A powerful magnitude 7.3 earthquake struck Japan’s northeast coast off Fukushima on Wednesday, killing one person and injuring 69 others, and bringing back memories of a quake and tsunami that devastated the same region just over a decade ago.
According to the government, there were some reports of fires, and a number of people were injured, but none of them appeared to be serious at the time. NHK, Japan’s public broadcaster, reported that one person had died.
The quake was felt in Tokyo, some 275 kilometers (170 miles) away, where building shaking was long and severe. Hundreds of thousands of homes in the capital were left in the dark for an hour or more, but power was fully restored by Thursday morning.
The quake struck 60 kilometers off the coast of Fukushima prefecture just before midnight, according to the Japan Meteorological Agency. It brought back memories of a devastating earthquake and tsunami that struck in March 2011, just a week after the disaster’s 11th anniversary.
There were no abnormalities at nuclear power plants, Prime Minister Fumio Kishida told reporters. The 2011 disaster triggered a meltdown at the Daiichi nuclear plant in Fukushima that Japan is still coming to grips with.
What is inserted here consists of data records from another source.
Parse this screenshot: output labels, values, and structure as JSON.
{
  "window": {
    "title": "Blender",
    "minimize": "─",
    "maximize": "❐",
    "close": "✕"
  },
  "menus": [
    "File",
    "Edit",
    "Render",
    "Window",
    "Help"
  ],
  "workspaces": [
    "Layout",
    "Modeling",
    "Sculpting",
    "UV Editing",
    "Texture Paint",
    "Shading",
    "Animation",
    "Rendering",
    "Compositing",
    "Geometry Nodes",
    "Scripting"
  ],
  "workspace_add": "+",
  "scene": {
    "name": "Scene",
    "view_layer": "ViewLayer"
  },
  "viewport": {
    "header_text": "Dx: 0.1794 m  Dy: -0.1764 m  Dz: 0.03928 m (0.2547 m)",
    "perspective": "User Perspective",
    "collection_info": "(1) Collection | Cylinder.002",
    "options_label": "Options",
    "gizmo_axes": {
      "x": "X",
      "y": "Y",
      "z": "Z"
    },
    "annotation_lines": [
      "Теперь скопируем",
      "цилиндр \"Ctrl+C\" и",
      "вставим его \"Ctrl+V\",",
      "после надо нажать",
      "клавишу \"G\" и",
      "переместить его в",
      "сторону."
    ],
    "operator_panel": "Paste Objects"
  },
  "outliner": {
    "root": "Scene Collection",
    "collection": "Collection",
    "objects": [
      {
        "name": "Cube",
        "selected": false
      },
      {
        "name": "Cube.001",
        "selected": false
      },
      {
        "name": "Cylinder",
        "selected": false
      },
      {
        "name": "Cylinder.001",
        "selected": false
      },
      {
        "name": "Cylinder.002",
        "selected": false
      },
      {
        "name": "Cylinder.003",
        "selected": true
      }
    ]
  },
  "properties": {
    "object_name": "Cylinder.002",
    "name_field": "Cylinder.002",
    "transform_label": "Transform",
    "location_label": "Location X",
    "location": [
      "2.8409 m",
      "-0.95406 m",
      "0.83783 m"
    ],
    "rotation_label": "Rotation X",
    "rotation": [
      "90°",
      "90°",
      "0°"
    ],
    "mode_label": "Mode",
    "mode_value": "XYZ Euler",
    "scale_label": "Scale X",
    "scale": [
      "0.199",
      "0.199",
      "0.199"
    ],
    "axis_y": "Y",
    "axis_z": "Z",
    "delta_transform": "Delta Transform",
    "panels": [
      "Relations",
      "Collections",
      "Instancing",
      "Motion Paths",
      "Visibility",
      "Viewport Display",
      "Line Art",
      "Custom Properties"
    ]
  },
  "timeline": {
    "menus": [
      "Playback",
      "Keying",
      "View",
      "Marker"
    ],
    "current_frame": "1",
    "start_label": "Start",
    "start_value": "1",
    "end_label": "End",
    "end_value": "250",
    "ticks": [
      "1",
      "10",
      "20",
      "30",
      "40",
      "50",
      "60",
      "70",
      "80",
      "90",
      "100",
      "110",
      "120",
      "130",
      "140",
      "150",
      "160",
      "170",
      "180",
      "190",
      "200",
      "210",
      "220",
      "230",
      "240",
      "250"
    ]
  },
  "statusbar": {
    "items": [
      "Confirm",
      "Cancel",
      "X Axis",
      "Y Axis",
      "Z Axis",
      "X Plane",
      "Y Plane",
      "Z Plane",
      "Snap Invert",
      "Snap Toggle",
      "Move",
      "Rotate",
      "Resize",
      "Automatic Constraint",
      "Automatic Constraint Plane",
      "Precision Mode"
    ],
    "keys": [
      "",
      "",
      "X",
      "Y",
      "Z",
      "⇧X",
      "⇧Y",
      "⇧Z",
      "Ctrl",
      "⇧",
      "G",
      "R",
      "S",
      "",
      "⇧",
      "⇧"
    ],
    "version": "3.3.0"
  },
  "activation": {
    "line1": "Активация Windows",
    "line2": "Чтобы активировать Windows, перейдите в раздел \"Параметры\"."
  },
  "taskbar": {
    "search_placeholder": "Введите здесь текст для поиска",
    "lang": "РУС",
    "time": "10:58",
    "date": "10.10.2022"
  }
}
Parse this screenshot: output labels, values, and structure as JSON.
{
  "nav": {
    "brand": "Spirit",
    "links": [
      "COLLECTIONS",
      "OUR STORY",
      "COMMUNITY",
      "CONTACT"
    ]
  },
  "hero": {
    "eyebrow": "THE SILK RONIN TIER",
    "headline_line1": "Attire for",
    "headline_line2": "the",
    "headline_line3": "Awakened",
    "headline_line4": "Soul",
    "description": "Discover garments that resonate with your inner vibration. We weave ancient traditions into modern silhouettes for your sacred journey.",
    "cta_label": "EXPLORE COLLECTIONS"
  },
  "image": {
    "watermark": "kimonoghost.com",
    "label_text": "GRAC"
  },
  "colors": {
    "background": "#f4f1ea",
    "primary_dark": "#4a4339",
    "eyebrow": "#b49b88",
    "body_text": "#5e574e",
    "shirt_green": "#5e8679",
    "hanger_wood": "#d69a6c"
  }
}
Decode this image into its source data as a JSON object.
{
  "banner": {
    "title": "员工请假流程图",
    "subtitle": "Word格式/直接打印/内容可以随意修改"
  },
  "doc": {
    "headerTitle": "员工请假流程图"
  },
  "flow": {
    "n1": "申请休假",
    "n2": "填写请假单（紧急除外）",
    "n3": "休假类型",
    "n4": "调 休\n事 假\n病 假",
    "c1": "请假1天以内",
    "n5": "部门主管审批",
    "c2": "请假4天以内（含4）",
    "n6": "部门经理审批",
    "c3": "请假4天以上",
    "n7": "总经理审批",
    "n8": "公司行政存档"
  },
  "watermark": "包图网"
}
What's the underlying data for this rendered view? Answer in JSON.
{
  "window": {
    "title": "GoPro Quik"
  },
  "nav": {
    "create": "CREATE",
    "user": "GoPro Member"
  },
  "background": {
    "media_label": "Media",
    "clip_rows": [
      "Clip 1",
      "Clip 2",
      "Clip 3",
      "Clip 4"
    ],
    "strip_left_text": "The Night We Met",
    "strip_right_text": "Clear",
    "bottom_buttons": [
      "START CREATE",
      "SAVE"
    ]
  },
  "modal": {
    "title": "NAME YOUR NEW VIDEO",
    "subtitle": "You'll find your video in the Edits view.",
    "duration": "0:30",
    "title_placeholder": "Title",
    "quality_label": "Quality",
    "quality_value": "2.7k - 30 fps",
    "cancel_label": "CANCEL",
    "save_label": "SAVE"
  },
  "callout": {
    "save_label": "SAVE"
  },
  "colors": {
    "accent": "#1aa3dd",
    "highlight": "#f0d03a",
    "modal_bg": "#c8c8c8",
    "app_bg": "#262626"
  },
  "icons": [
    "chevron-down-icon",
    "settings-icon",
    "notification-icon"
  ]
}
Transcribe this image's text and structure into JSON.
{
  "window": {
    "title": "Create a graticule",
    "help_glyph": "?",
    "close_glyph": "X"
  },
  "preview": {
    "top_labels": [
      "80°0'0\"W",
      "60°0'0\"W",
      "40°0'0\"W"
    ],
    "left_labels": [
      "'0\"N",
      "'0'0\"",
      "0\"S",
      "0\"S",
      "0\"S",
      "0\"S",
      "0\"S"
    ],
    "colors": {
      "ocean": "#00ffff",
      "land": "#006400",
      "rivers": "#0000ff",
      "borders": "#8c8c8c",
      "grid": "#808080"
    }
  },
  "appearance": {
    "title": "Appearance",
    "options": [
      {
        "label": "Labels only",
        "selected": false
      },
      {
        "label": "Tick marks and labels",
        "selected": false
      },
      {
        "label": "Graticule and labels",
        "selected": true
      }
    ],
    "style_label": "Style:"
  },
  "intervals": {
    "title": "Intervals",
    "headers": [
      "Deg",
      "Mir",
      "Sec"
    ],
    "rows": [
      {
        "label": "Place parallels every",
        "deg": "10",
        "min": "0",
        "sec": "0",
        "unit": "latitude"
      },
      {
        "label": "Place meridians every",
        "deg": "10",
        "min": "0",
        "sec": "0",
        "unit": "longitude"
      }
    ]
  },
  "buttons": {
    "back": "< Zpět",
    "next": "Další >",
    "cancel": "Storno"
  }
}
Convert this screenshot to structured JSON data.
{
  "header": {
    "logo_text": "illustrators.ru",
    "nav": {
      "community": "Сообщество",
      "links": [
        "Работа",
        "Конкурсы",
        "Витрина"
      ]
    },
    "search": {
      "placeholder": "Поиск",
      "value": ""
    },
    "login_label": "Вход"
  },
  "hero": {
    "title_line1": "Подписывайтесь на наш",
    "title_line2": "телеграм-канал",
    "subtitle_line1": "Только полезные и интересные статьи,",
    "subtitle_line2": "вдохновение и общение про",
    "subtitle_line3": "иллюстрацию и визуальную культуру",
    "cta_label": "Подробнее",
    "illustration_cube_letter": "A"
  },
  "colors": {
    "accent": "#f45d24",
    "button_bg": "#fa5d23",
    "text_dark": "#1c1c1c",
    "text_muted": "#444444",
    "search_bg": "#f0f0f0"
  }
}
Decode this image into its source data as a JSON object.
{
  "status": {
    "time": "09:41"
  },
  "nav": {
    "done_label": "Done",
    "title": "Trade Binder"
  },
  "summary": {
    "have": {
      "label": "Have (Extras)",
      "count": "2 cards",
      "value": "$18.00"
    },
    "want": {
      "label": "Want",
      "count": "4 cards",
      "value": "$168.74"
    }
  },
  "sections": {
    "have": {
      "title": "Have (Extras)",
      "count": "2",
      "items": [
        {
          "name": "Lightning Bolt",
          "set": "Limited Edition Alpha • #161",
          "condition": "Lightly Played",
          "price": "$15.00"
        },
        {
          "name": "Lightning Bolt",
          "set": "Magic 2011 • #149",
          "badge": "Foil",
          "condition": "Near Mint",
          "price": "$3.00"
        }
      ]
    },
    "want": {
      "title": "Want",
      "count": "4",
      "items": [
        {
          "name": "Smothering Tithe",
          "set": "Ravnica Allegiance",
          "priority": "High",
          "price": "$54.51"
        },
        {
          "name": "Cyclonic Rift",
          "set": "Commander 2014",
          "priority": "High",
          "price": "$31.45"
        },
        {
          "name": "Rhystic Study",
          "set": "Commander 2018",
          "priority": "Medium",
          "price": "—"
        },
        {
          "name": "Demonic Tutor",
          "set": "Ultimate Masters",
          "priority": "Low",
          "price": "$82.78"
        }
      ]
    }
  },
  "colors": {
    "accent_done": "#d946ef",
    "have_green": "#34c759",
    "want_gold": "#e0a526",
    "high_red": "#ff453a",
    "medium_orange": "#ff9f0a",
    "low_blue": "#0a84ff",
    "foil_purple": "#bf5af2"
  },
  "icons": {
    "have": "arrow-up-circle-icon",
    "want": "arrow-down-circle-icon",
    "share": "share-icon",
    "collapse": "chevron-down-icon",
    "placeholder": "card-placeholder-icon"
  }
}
Authorities earlier said a fire alarm had been triggered at a turbine building at the crippled plant.
Separately, a Shinkansen bullet train derailed with some 100 people on board, although there were no reports of injuries.
Utility Tokyo Electric Power Company said that initially around 2 million households lost power on Wednesday, including 700,000 in the capital.
In northeast Japan nearly 100,000 households were still without power early on Thursday, according to Tohoku Electric, the local utility.